_Task objective:_ Report each line of the data that includes the word "scientifico".
───── Material shown
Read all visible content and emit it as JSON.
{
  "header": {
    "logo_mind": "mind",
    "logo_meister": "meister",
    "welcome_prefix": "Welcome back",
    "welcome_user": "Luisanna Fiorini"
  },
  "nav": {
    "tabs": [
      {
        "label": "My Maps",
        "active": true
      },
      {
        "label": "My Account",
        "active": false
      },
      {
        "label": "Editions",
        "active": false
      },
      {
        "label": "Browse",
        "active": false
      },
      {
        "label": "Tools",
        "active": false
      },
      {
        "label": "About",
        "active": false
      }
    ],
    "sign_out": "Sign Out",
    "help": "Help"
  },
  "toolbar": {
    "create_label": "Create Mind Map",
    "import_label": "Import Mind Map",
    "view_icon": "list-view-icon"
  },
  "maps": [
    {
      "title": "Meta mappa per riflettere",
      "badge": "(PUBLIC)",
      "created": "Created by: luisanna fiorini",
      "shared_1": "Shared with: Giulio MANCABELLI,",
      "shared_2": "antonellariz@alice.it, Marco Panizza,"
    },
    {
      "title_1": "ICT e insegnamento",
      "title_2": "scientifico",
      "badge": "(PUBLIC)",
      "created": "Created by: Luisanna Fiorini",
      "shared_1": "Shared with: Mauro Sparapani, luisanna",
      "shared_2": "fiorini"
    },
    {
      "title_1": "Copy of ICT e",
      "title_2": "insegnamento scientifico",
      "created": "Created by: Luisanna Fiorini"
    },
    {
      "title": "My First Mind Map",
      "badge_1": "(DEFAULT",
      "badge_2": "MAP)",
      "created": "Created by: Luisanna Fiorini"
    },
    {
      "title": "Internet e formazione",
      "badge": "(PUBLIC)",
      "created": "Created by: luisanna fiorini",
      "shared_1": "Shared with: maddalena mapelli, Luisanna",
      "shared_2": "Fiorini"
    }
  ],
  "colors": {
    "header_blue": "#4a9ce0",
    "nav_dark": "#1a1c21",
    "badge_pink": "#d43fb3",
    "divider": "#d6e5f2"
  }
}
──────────
_Written reply:_
      "title_2": "scientifico",
      "title_2": "insegnamento scientifico",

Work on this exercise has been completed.